PGA Betting Guide for the American Express
Picking winners of a golf tournament is hard. Doing it consistently is downright impossible. However, finding value is something all bettors must practice in order to give themselves the best chance to make hay when the day finally comes that they select a champion.
Below, we will cover the best bets for the American Express based on current form, course fit, and -- of course -- the value of their golf odds.
The PGA Tour heads to the mainland with a top-heavy field to take on a quirky event that will serve as a litmus test to how we need to treat these fields going forward. With each golfer's first three rounds split between La Quinta Country Club and PGA West's Stadium Course and Nicklaus Tournament Course, everyone in the field gets at least 54 holes before cut-makers take on the Stadium Course again on Sunday. The courses vary in design and difficulty, but broadly, La Quinta is considered the easiest of the three.
As we discussed two weeks ago, when strong fields tee it up, we can usually expect at least one or two of the big dogs to rise above the fray. With 5 of the top 7 golfers in the Official World Golf Ranking and roughly half the top 20 in the field, this event certainly qualifies as a strong field, even without being one of the new "elevated" events on Tour. The variance is ratcheted up in a rotation format, and this event routinely sees some off-the-wall names in competition with long-shot winners. If we see the big names dominate the leaderboard, we will have to tread very carefully at mid-range plays and long shots in strong fields this year.
Aside from what this event will teach us about the rest of the season, we need a winner here! Course history plays a factor given the unique setup, but the main goal is to make birdies. All three courses are a par 72, which means a full allotment of par 5s, so in addition to birdie-or-better percentage, we need to strongly consider driving distance and par-5 scoring. We will always factor iron play and strokes gained: approach, but this week. driving can edge out approach if all else is equal between two golfers.

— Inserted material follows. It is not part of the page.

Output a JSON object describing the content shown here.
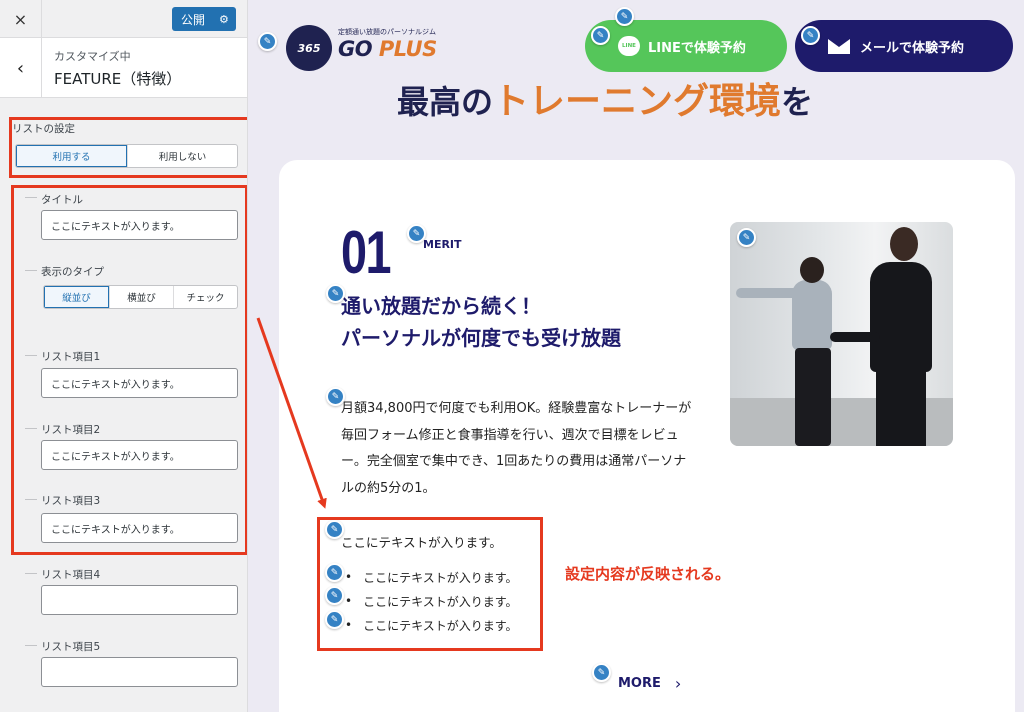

For more info on our three courses this week, along with this week's key stats, check out Brandon Gdula's primer.
At The Top
Tony Finau (+1500) - The books are not messing around with Jon Rahm (+550) in California, and truly, we can make a case for any of the options below 25/1. Finau gets our top spot as the first golfer longer than 10/1 and with injury or experience concerns behind him. It can't be overstated how odd it is to play this event and wake up with a new course each day and have no idea where you stand with respect to your competitors. Near the top of the leaderboard going into Saturday heading to Nicklaus? Too bad a quarter of the top 20 is playing La Quinta and will lap you before you know it. So some semblance of prior success here means a lot, and Finau has just that with a 4th-place finish two years ago and T14 the year before that. Finau has one of the most complete games on Tour and -- surprise -- he actually wins tournaments now.
Sam Burns (+3100) - Burns picked up three wins last season, including sniping then World number-one Scottie Scheffler (+1000) at Colonial. His driving and putting have always shined, and when the approaches are on, he's routinely in the mix. He has finished inside the top 10 in birdie-or-better percentage overall and par-5 birdies or better each of the last two seasons. Burns was T18 here in 2019 and 6th in 2020, and an opening 77 at the Nicklaus Course in 2021 that sunk him in a two-course/36-hole cut year can be glossed over in favor of a sterling 66 at the Stadium Course on Friday. Elite birdie-making plus confidence at Stadium is well worth the 31/1 number.
Cameron Davis (+3400) - Three trips to this event have yielded T29, T28, and 3rd-place finishes for the big-hitting Aussie. The pedigree drops off significantly in the mid-range, but Davis at least has one elite skill even among some of the best players in the world. He ranks third in driving distance in the short sample this season, and he's shown an ability to convert his strengths into scoring. He was 14th in par-5 birdies or better last season, the best mark of his career so far. He's ranked inside the top 35 in both birdies-or-better percentage and par birdies or better each of the last three seasons.
Davis Riley (+9500) - Riley's rookie season featured some extreme highs and lows -- at one point booking four top 10s over a span of seven events but finding such a finish just once the rest of the season. His debut at the American Express was a microcosm of his season, firing three rounds of 66, 69, and 68 before flubbing the worst round of the day on Sunday with a 78. That dud dropped him from inside the top 15 to a tie for 59th, but if the scar tissue isn't too bad, he should build off that disappointment. He ranked 18th on Tour in birdie-or-better percentage as a rookie and drove it just fine, checking in 41st in strokes gained: off the tee and 43rd in driving distance.
Davis Thompson (+34000) - One bomb to finish us off. Thompson is a great driver and is just a few events into his rookie season but already has finishes of T9 and T12 on the West Coast. He is 11th in driving distance so far this season, averaging 312.9 yards per pop as a rookie after averaging 322.3 on the Korn Ferry Tour last year, which was good enough for 6th. While we'd prefer course history, the fact is we are eyeing very little win equity in the long-range options. I am perfectly fine grabbing a huge number on a big hitter who showed some life in the fall at an event where big numbers have surprised us before.